BEIJING (REUTERS) - The recovery in China's service sector activity extended into a sixth straight month in October, an industry survey showed on Wednesday (Nov 4), with hiring picking up to the highest level in a year but overseas demand slipping.
The Caixin/Markit services Purchasing Managers' Index (PMI) rose to 56.8 from September's 54.8, the highest reading since June and staying well above the 50-mark that separates monthly growth from contraction.
The services sector, which accounts for about 60 per cent of the economy and half of urban jobs, had initially been slower to return to growth than large manufacturers, but the recovery has gathered pace in recent months.
Domestic demand drove activity, with the survey showing new export business received by Chinese services firms slipping further into contraction in October, at the fastest rate since July.
"The second wave of coronavirus infections in Europe and the third wave in the US have significantly suppressed China's overseas demand," said Wang Zhe, senior economist at Caixin Insight Group, in comments released alongside the survey.
But firms hired more for the third month in a row and at the fastest pace since September 2019, indicating a strengthening recovery in a labour market hit hard earlier in the year by measures to curb the spread of the coronavirus.
Service firms were highly optimistic about business prospects, with a sub-index for confidence in the year rising to the strongest level since 2012.
The official PMI showed activity in China's services sector expanded at the fastest pace since 2013 in October.
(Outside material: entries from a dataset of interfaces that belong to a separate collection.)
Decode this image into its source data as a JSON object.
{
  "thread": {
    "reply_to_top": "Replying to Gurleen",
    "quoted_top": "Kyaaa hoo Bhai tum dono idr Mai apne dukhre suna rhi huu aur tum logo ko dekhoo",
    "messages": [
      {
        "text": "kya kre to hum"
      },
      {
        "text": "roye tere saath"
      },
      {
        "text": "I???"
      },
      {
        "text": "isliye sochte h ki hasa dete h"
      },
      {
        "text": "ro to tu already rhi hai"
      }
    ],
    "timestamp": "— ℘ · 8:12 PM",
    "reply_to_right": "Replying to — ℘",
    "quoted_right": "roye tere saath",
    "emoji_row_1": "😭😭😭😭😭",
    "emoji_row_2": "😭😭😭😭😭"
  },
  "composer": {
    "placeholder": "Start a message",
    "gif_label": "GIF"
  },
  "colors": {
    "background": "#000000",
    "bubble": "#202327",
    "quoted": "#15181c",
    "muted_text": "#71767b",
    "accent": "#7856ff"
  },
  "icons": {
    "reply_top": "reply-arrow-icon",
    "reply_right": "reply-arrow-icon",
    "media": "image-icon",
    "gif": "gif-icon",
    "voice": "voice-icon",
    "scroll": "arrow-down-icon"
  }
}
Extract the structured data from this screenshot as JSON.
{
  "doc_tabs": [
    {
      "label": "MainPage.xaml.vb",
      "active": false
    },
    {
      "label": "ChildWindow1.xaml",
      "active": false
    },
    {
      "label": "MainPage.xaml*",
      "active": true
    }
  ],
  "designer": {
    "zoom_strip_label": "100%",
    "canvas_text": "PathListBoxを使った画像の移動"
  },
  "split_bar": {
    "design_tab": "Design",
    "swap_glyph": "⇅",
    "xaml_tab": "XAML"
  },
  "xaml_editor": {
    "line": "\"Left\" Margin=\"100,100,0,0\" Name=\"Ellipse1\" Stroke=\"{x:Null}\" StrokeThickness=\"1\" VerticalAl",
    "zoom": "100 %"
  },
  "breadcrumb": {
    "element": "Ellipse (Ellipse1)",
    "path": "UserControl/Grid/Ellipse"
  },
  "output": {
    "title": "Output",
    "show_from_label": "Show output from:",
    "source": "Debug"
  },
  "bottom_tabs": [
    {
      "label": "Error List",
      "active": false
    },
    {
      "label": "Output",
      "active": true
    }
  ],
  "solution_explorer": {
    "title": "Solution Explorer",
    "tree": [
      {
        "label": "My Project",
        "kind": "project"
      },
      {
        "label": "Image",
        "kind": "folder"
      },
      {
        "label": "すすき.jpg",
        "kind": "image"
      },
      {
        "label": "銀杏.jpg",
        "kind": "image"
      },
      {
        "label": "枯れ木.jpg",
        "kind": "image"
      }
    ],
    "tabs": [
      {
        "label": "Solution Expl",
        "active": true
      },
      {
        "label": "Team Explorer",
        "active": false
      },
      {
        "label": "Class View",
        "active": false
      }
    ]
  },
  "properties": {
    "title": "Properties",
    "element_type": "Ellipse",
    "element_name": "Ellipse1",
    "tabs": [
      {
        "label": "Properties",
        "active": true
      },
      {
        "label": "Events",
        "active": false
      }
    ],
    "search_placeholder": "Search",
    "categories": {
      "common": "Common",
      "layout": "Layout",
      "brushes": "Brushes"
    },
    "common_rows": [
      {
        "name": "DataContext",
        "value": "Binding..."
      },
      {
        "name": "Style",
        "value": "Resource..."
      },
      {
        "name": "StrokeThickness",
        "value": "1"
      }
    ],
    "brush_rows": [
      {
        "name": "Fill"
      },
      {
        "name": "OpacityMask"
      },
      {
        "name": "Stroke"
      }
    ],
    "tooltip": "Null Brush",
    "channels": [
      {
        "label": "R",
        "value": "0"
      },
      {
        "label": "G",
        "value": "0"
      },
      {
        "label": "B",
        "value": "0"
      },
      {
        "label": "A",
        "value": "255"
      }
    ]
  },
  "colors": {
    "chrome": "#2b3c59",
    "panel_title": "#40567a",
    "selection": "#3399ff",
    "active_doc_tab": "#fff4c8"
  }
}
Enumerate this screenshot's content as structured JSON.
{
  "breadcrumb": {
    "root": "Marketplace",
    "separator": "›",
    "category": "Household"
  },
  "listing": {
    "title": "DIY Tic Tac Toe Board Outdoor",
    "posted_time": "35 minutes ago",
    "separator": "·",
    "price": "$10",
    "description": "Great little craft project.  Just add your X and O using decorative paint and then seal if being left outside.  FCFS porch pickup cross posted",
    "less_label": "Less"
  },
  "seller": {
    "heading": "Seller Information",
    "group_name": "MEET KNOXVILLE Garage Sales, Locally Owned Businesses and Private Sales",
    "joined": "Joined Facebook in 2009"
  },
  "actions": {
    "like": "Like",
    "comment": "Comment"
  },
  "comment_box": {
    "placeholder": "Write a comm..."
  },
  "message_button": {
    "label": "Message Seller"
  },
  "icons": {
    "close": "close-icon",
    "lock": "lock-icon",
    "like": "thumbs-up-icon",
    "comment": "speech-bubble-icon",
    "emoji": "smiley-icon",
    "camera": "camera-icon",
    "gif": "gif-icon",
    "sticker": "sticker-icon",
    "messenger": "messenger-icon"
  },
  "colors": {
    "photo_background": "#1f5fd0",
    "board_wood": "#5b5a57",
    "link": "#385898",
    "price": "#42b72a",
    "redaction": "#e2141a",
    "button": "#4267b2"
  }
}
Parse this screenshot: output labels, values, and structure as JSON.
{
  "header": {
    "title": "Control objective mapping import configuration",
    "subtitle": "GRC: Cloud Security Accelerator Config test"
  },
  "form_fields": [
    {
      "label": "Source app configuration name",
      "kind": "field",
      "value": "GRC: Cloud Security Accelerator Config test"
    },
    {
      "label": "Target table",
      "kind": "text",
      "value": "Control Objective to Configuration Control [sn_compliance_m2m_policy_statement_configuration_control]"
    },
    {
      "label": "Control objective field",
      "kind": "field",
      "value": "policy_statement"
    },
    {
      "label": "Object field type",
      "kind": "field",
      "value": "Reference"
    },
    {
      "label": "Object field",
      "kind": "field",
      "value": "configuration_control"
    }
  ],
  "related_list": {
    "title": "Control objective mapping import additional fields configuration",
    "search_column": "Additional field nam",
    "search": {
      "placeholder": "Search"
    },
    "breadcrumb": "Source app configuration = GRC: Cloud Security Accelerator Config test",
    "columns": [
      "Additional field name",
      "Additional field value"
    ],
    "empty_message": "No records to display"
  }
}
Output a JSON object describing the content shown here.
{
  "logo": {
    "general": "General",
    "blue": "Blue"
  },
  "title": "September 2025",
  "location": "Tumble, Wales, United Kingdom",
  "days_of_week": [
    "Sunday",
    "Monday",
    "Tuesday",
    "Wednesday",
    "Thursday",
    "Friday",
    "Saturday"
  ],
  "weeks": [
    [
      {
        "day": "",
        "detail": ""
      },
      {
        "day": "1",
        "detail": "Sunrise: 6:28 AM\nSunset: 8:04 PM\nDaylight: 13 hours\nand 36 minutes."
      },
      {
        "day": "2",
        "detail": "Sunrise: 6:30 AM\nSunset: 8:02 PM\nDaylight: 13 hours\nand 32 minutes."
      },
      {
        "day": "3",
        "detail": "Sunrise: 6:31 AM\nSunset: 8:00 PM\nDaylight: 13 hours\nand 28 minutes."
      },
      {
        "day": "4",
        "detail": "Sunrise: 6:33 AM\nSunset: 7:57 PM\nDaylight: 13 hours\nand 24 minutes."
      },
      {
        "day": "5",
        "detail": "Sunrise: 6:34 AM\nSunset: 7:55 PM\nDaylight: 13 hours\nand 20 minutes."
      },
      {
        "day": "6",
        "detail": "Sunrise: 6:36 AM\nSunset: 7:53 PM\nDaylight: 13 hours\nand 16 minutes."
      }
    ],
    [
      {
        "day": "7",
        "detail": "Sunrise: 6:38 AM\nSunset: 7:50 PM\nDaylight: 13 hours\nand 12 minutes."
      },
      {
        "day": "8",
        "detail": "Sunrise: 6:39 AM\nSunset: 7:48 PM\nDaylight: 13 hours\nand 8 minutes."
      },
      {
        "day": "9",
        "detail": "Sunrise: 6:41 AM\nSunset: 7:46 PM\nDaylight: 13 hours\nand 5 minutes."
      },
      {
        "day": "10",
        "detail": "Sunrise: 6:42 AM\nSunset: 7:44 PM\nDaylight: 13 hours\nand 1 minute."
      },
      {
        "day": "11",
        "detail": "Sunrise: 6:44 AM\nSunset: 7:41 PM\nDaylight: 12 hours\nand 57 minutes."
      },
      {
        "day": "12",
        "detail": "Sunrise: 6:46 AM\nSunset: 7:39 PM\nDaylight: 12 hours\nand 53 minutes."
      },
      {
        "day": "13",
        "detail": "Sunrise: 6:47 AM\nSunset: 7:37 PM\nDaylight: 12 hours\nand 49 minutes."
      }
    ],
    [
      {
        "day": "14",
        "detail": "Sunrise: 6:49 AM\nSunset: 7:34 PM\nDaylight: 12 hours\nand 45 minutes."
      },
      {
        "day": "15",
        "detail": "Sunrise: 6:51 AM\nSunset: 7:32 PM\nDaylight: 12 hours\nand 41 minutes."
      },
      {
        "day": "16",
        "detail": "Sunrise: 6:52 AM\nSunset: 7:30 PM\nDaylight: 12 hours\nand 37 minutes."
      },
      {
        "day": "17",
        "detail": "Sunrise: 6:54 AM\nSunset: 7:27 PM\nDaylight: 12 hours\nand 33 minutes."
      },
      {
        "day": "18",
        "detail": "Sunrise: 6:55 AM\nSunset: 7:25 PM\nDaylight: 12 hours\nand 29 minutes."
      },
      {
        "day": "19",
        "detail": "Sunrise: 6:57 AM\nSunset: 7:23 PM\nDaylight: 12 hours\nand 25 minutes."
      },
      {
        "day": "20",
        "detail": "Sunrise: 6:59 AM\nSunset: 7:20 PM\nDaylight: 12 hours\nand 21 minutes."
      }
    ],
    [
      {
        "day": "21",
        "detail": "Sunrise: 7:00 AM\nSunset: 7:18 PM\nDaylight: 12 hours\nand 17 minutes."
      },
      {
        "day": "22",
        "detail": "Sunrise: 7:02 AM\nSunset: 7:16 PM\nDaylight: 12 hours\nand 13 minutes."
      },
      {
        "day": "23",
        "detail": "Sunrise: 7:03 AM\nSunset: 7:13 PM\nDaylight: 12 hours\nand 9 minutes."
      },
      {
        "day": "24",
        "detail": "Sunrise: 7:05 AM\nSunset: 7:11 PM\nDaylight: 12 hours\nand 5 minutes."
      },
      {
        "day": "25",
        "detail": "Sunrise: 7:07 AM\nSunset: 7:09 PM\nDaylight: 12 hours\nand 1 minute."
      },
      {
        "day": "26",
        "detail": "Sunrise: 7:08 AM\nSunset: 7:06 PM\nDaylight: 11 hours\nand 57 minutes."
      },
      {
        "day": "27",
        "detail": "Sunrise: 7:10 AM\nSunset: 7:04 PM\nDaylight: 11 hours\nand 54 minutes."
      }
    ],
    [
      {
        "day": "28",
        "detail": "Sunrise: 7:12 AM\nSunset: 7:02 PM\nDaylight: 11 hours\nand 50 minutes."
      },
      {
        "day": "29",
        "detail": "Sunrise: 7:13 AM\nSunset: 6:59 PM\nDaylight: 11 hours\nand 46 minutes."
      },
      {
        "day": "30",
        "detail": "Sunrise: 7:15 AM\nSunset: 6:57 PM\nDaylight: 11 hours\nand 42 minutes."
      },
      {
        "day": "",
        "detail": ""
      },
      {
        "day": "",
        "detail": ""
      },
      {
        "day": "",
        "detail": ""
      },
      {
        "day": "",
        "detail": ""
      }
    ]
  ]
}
Pent-up demand, stimulus-driven infrastructure expansion and surprisingly resilient exports have propelled China's rebound, though the global outlook is dimming as many Western countries battle renewed surges in virus cases, with some going back into virus lockdowns.
"In the coming months, a continued recovery of the Chinese economy is highly likely, but it is necessary to be cautious about the normalisation of monetary and fiscal policies in the post-epidemic period," Mr Wang said.
China's economy grew a weaker-than-expected 4.9 per cent in the third quarter from a year earlier. It is expected to expand around 2 per cent for the full year - the weakest in more than three decades but still much stronger than other major economies.